            Instead, I should be a member of President Obama’s Cabinet.
             How do I know?
  Easy. I have a tax problem.
            Not like the tax problem that embarrassed Treasury Secretary Tim Geithner or the one that tanked the nomination of Health and Human Services designate Tom Daschle, mind you, but a tax problem nonetheless.
            The difference? I paid my taxes.
            My problem: Convincing the Internal Revenue Service.
             It’s a long story, but bear with me — really, there’s a point.
            It all started on Aug. 15, 1988. That’s when my second son, John, arrived naked and screaming into this world. Almost immediately, his mother and I were struck by the notion that, one day, this hairless, wrinkled, red creature would make us proud as he walked to receive his college diploma.
             So we soon set about shopping for the sort of investment that would ease the pain of paying for the education of our brilliant son. A local broker steered us into the sort of government-issued instrument designed to accrue tax-free value at maturity. The amount is immaterial. It seemed substantial then. It seems laughable now, with the cost of higher education.
            Anyway, the investment lasted much longer than the marriage. But many years later, when the investment matured, we collaborated to cash it in so the funds could at least pay for stamps to send money to college for John’s education.
            In the intervening years since the split, John’s mom — long remarried — had established a successful banking career. She had retained the investment certificates, so it only made sense for her to work with the bank’s securities people to redeem the funds and roll the cash into an appropriate college-designated account.
These securities folks confirmed the investment was reportable, but not taxable.So it seemed reasonable, when the tax preparer for John’s mom and her husband said the redemption did not need to be filed on anybody’s forms.
            Well. That was then. This is now.
             Delivered to my mailbox was a nastygram from the IRS. It noted the redemption of the investment had been received by the IRS — that’s the “reportable” part. But the IRS letter said — naughty, naughty — the money had not been claimed on a tax return and no taxable figure had been established. So, long story short, the IRS decided I owed a few thousand in taxes and penalties and general fees for being such a damn nuisance to our poor, cash-strapped government.

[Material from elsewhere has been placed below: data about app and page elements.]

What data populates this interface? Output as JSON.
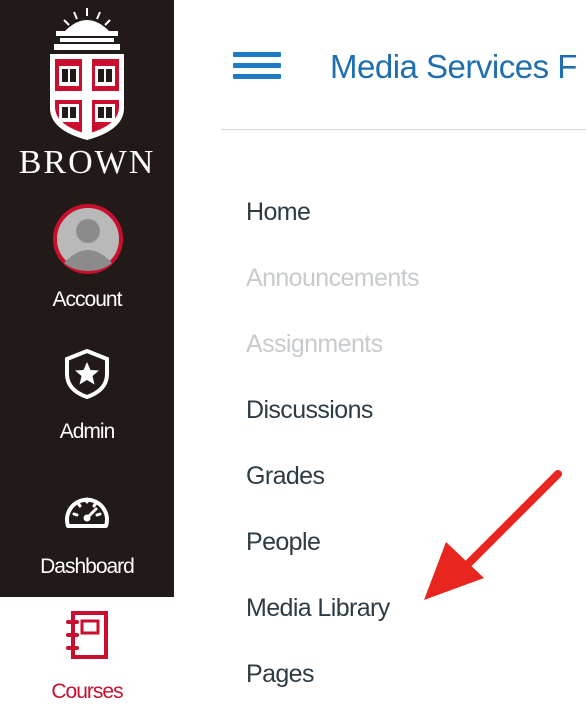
{
  "global_nav": {
    "brand_name": "BROWN",
    "items": [
      {
        "label": "Account",
        "icon": "user-avatar-icon"
      },
      {
        "label": "Admin",
        "icon": "shield-star-icon"
      },
      {
        "label": "Dashboard",
        "icon": "speedometer-icon"
      },
      {
        "label": "Courses",
        "icon": "notebook-icon",
        "active": true
      }
    ],
    "background": "#221a18",
    "active_color": "#c8102e"
  },
  "header": {
    "menu_icon": "hamburger-icon",
    "course_title": "Media Services F"
  },
  "course_nav": {
    "items": [
      {
        "label": "Home",
        "enabled": true
      },
      {
        "label": "Announcements",
        "enabled": false
      },
      {
        "label": "Assignments",
        "enabled": false
      },
      {
        "label": "Discussions",
        "enabled": true
      },
      {
        "label": "Grades",
        "enabled": true
      },
      {
        "label": "People",
        "enabled": true
      },
      {
        "label": "Media Library",
        "enabled": true
      },
      {
        "label": "Pages",
        "enabled": true
      }
    ]
  },
  "annotation": {
    "icon": "red-arrow-icon",
    "color": "#e8261f",
    "points_to": "Media Library"
  }
}
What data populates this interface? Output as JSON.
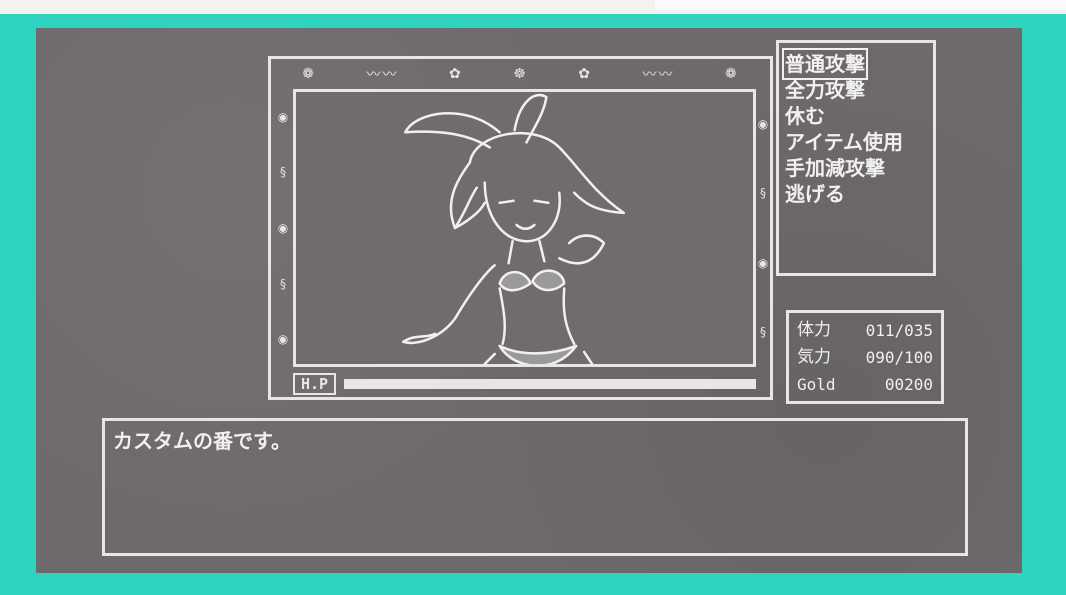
{
  "scene": {
    "hp_label": "H.P",
    "enemy_hp_fraction": 1.0
  },
  "menu": {
    "items": [
      {
        "label": "普通攻撃",
        "selected": true
      },
      {
        "label": "全力攻撃",
        "selected": false
      },
      {
        "label": "休む",
        "selected": false
      },
      {
        "label": "アイテム使用",
        "selected": false
      },
      {
        "label": "手加減攻撃",
        "selected": false
      },
      {
        "label": "逃げる",
        "selected": false
      }
    ]
  },
  "status": {
    "hp_label": "体力",
    "hp_value": "011/035",
    "mp_label": "気力",
    "mp_value": "090/100",
    "gold_label": "Gold",
    "gold_value": "00200"
  },
  "message": {
    "text": "カスタムの番です。"
  },
  "colors": {
    "border": "#2fd3c0",
    "screen": "#6d696c",
    "ink": "#f2f0ee"
  }
}
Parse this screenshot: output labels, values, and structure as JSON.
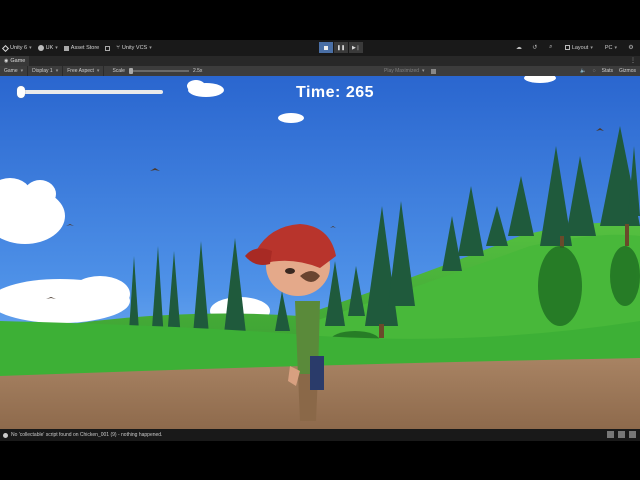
{
  "toolbar": {
    "account_label": "Unity 6",
    "user_label": "UK",
    "asset_store_label": "Asset Store",
    "vcs_label": "Unity VCS",
    "layout_label": "Layout",
    "platform_label": "PC",
    "icons": [
      "unity-logo-icon",
      "account-icon",
      "store-icon",
      "package-icon",
      "vcs-icon",
      "play-icon",
      "pause-icon",
      "step-icon",
      "cloud-icon",
      "history-icon",
      "search-icon",
      "layout-icon",
      "settings-icon"
    ]
  },
  "tab": {
    "label": "Game"
  },
  "gamebar": {
    "mode": "Game",
    "display": "Display 1",
    "aspect": "Free Aspect",
    "scale_label": "Scale",
    "scale_value": "2.5x",
    "play_mode": "Play Maximized",
    "stats_label": "Stats",
    "gizmos_label": "Gizmos"
  },
  "hud": {
    "timer_text": "Time: 265",
    "slider_value": 0
  },
  "console": {
    "message": "No 'collectable' script found on Chicken_001 (9) - nothing happened."
  },
  "colors": {
    "sky_top": "#2f6fd6",
    "sky_bottom": "#6aa8f0",
    "grass": "#3aa335",
    "dirt": "#a07a58",
    "toolbar_bg": "#191919"
  }
}
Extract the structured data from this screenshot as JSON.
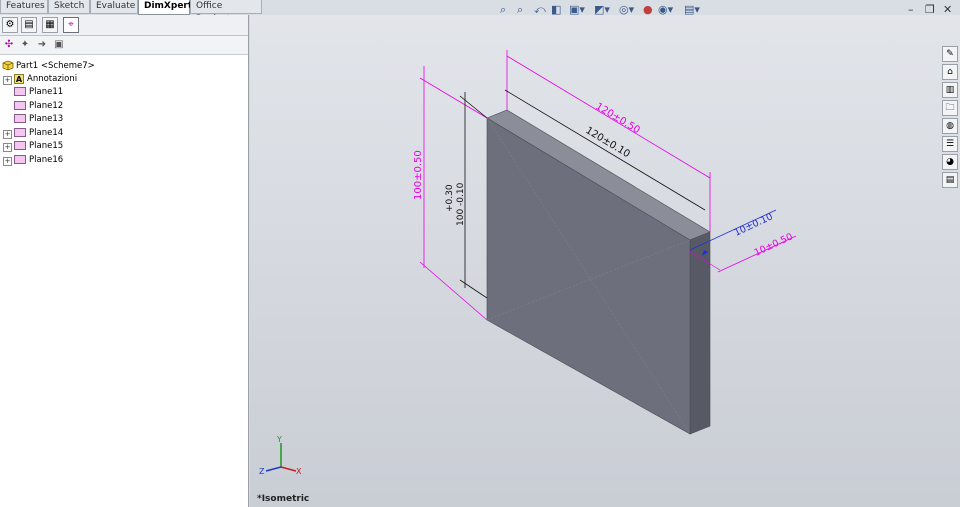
{
  "tabs": [
    {
      "label": "Features",
      "active": false
    },
    {
      "label": "Sketch",
      "active": false
    },
    {
      "label": "Evaluate",
      "active": false
    },
    {
      "label": "DimXpert",
      "active": true
    },
    {
      "label": "Office Products",
      "active": false
    }
  ],
  "tree": {
    "root": "Part1 <Scheme7>",
    "annotations": "Annotazioni",
    "planes": [
      "Plane11",
      "Plane12",
      "Plane13",
      "Plane14",
      "Plane15",
      "Plane16"
    ]
  },
  "viewport": {
    "view_label": "*Isometric",
    "dims": {
      "width_outer": "120±0.50",
      "width_inner": "120±0.10",
      "height_outer": "100±0.50",
      "height_tol_upper": "+0.30",
      "height_tol_main": "100 -0.10",
      "thick_inner": "10±0.10",
      "thick_outer": "10±0.50"
    },
    "axes": {
      "x": "X",
      "y": "Y",
      "z": "Z"
    }
  },
  "colors": {
    "magenta": "#e600e6",
    "blue": "#1f2fd6",
    "part_face": "#6c6f7b",
    "part_top": "#8a8d98"
  }
}
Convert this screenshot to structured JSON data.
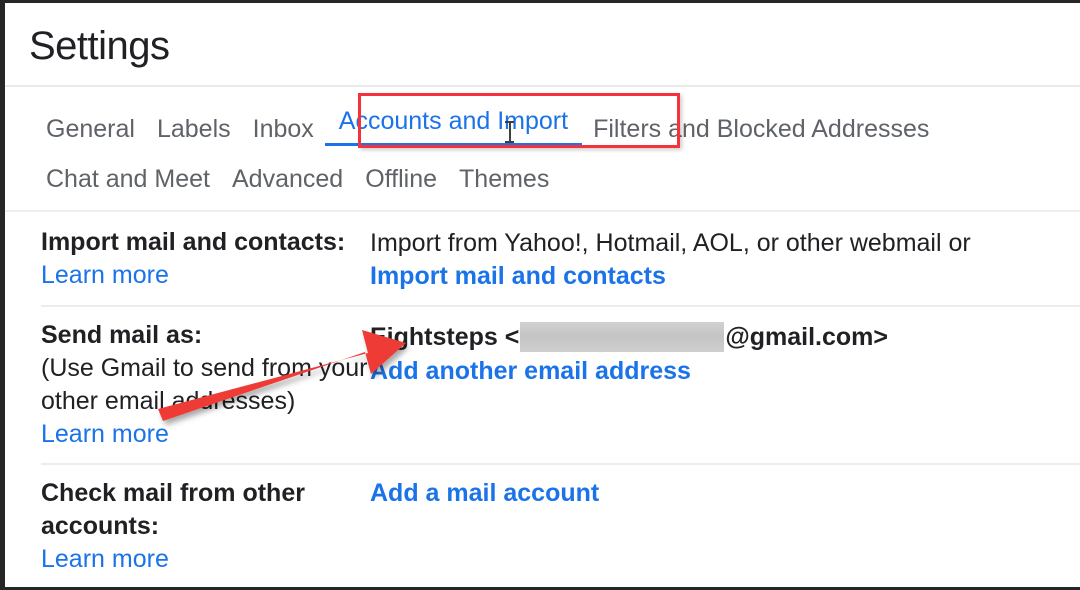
{
  "header": {
    "title": "Settings"
  },
  "tabs": {
    "row1": [
      {
        "label": "General",
        "active": false
      },
      {
        "label": "Labels",
        "active": false
      },
      {
        "label": "Inbox",
        "active": false
      },
      {
        "label": "Accounts and Import",
        "active": true
      },
      {
        "label": "Filters and Blocked Addresses",
        "active": false
      }
    ],
    "row2": [
      {
        "label": "Chat and Meet",
        "active": false
      },
      {
        "label": "Advanced",
        "active": false
      },
      {
        "label": "Offline",
        "active": false
      },
      {
        "label": "Themes",
        "active": false
      }
    ]
  },
  "annotations": {
    "highlight_color": "#f4323c",
    "arrow_color": "#ef3b34",
    "active_tab_underline_color": "#1a73e8"
  },
  "settings_rows": [
    {
      "label": "Import mail and contacts:",
      "label_link": "Learn more",
      "description": "Import from Yahoo!, Hotmail, AOL, or other webmail or",
      "action_link": "Import mail and contacts"
    },
    {
      "label": "Send mail as:",
      "sublabel_line1": "(Use Gmail to send from your",
      "sublabel_line2": "other email addresses)",
      "label_link": "Learn more",
      "account_prefix": "Eightsteps <",
      "account_redacted": "",
      "account_suffix": "@gmail.com>",
      "action_link": "Add another email address"
    },
    {
      "label_line1": "Check mail from other",
      "label_line2": "accounts:",
      "label_link": "Learn more",
      "action_link": "Add a mail account"
    }
  ]
}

            And I’m just the poor sap who hasn’t seen the certificates in 15 years. Or any of the money. If I’ve got to be in trouble, it would be nice to at least have the money.
            The “ex” was sympathetic. We get along just fine, thank God, for John’s sake and everyone’s sanity. She had all the paperwork of the redemption, the reinvestment and so forth. I spent a long night copying it all, writing a lengthy letter of explanation to the IRS, packaging it all up to send out. I dropped it in the mailbox and hoped for the best.
             Foolish optimist.
            A few weeks later came another big packet of form letters and forms and gibberish that would make a lawyer’s head hurt. The only thing that made sense to me was a telephone number, to call for help.
             If you have never called the IRS — and I sincerely hope you have not — count your lucky stars. The IRS is in possession of the most thoroughly infuriating recorded phone tree in the solar system, if not the universe. You go from one set of instructions, to the next, to the next, to the next, and never even hit an option to speak to anyone. I tried three times. Gave up.
            Realizing that was not a winning strategy, I tried again the next day. Here’s the synopsis: 35 minutes on the phone tree; 8 minutes waiting in queue for the first person, who couldn’t help me (after trying for 4 minutes); 11 minutes in queue waiting for IRS person number two, who also couldn’t help me after 7 minutes of trying; 9 minutes on hold, listening to the most annoying damn music, until IRS person number three answered; 16 minutes later, after a valiant effort to help, person number three gave up, too, with the suggestion I hire a tax professional to help.
             IRS person number three finally surrendered when I couldn’t help myself anymore, and laughed out loud hysterically. The poor gentleman kept reading from this publication and that paragraph and that subsection, in language that I vaguely recognized. I think it was Klingon.
             So, here I am, trying to figure out my next move. Costa Rica, maybe?
            The plan is to find a tax preparer who, hopefully, can persuade the IRS that, really, we’re just honest tax-paying Americans trying to get a kid through college. The “ex” is cooperating fully and trying to make sure I get all the documentation necessary. I think her incentive is to make sure she doesn’t get the adjoining cell.
            Meanwhile, I am left to ponder why this massive government agency with power over our lives is so damned determined to boil my brain and make the uncomplicated as complicated as possible.
            This question keeps nagging at me: Do we really want these folks running the healthcare system?
            Look for additional chapters to the IRS saga in later columns. Wonder if Leavenworth has wireless access.